Perfluorooctanoic Acid (PFOA) and Perfluorooctanesulfonic (PFOS) Acid in Drinking Water
What Are PFOA and PFOS?
Perfluorooctanoic acid (PFOA) and perfluorooctanesulfonic (PFOS) acid are part of a group of chemicals commonly referred to as perfluoroalkyl substances (PFASs) or perfluorinated compounds (PFCs). PFOA and PFOS are man-made chemicals that up until 2000 have been widely used in the manufacturing of many industrial and consumer products such as paper and cardboard food packaging, insecticides, electronics, stain repellants, paints, plumbing tape, firefighting foam and non-stick cooking surfaces.
Between 2000 and 2002, PFOS was voluntarily phased out of production in the U.S. by its primary manufacturer. In 2006, eight major companies voluntarily agreed to phase out their global production of PFOA and PFOA-related chemicals.
Prior to phasing PFOA and PFOS out of production, large quantities were released into the environment during the manufacturing processes and have been found to have contaminated the drinking water supplies near current or former manufacturing locations.
Potential Health Effects from PFOA and PFOS
Exposure to unsafe levels of PFOA/PFOS concentrations through drinking water may result in health effects including developmental effects to fetuses during pregnancy, cancer, liver effects, immune effects and thyroid effects.
The U.S. Environmental Protection Agency (EPA) has stated that a new lifetime of exposure health advisory has been established at 70 parts per trillion (ppt) of both PFOA and PFOS in drinking water. This EPA health advisory level was established to provide a margin of protection to all Americans as well as those who are immuno-compromised or in special populations (elderly, children).1
What to Do If There Is a PFOA/PFOS Water Advisory
Don’t boil your water.2 Boiling water that contains PFOA/PFOS will actually concentrate the contaminant. Follow the advice of your municipal water authority regarding using water for drinking, cooking, bathing, dish washing, providing to pets or filtering during the advisory.

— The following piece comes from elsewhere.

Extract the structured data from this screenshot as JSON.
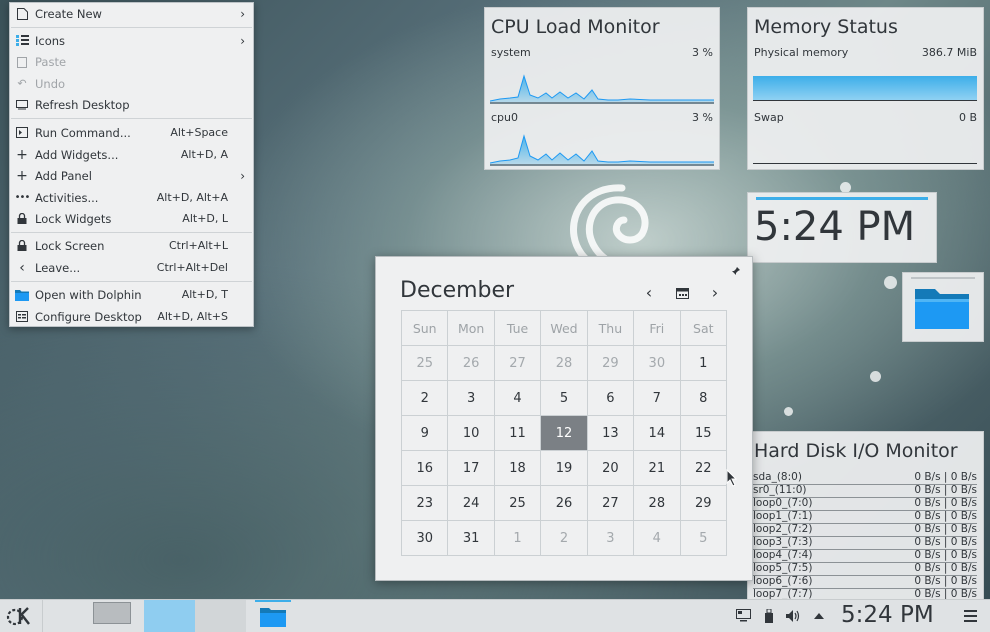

Water Filters That Reduce PFOA/PFOS
NSF International scientists and public health experts have been testing and certifying products for more than 70 years. Our experts are working to develop test methods for the water treatment systems and filters that can reduce these two chemicals to at least below the EPA health advisory levels. To find products that are NSF certified to reduce PFOA/PFOS in drinking water, visit our web page: NSF Certification Listings for PFOA/PFOS Filters.
For any questions about PFOA/PFOS in drinking water or finding a water filter for your home, please contact the NSF Consumer Information hotline at +1.800.673.8010 or email email@example.com